--- START ---

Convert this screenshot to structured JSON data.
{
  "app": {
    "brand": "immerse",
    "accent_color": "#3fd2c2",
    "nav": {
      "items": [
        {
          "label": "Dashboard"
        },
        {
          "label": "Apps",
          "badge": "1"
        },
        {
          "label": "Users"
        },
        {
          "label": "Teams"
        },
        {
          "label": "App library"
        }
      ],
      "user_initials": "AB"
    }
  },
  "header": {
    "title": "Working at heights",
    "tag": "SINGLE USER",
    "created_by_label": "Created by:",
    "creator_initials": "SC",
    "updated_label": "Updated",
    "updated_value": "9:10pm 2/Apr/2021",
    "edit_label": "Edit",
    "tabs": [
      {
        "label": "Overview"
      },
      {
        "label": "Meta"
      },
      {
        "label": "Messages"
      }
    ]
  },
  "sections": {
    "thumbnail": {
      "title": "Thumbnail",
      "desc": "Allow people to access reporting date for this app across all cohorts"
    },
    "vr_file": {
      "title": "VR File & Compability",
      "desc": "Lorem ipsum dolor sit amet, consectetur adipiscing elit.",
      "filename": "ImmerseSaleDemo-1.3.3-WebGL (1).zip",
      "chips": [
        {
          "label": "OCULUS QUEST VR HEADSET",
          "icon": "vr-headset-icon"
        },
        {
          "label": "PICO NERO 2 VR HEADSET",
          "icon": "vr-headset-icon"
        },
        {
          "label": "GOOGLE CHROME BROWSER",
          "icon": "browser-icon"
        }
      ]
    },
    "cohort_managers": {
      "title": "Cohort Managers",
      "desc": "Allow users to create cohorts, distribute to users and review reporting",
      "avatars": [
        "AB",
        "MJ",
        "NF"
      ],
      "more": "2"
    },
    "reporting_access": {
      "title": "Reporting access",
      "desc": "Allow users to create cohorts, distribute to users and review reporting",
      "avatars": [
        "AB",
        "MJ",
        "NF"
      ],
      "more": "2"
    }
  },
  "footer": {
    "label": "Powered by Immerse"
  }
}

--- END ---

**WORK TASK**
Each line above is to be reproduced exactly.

**RESULT OF THIS TASK**
Convert this screenshot to structured JSON data.
{
  "app": {
    "brand": "immerse",
    "accent_color": "#3fd2c2",
    "nav": {
      "items": [
        {
          "label": "Dashboard"
        },
        {
          "label": "Apps",
          "badge": "1"
        },
        {
          "label": "Users"
        },
        {
          "label": "Teams"
        },
        {
          "label": "App library"
        }
      ],
      "user_initials": "AB"
    }
  },
  "header": {
    "title": "Working at heights",
    "tag": "SINGLE USER",
    "created_by_label": "Created by:",
    "creator_initials": "SC",
    "updated_label": "Updated",
    "updated_value": "9:10pm 2/Apr/2021",
    "edit_label": "Edit",
    "tabs": [
      {
        "label": "Overview"
      },
      {
        "label": "Meta"
      },
      {
        "label": "Messages"
      }
    ]
  },
  "sections": {
    "thumbnail": {
      "title": "Thumbnail",
      "desc": "Allow people to access reporting date for this app across all cohorts"
    },
    "vr_file": {
      "title": "VR File & Compability",
      "desc": "Lorem ipsum dolor sit amet, consectetur adipiscing elit.",
      "filename": "ImmerseSaleDemo-1.3.3-WebGL (1).zip",
      "chips": [
        {
          "label": "OCULUS QUEST VR HEADSET",
          "icon": "vr-headset-icon"
        },
        {
          "label": "PICO NERO 2 VR HEADSET",
          "icon": "vr-headset-icon"
        },
        {
          "label": "GOOGLE CHROME BROWSER",
          "icon": "browser-icon"
        }
      ]
    },
    "cohort_managers": {
      "title": "Cohort Managers",
      "desc": "Allow users to create cohorts, distribute to users and review reporting",
      "avatars": [
        "AB",
        "MJ",
        "NF"
      ],
      "more": "2"
    },
    "reporting_access": {
      "title": "Reporting access",
      "desc": "Allow users to create cohorts, distribute to users and review reporting",
      "avatars": [
        "AB",
        "MJ",
        "NF"
      ],
      "more": "2"
    }
  },
  "footer": {
    "label": "Powered by Immerse"
  }
}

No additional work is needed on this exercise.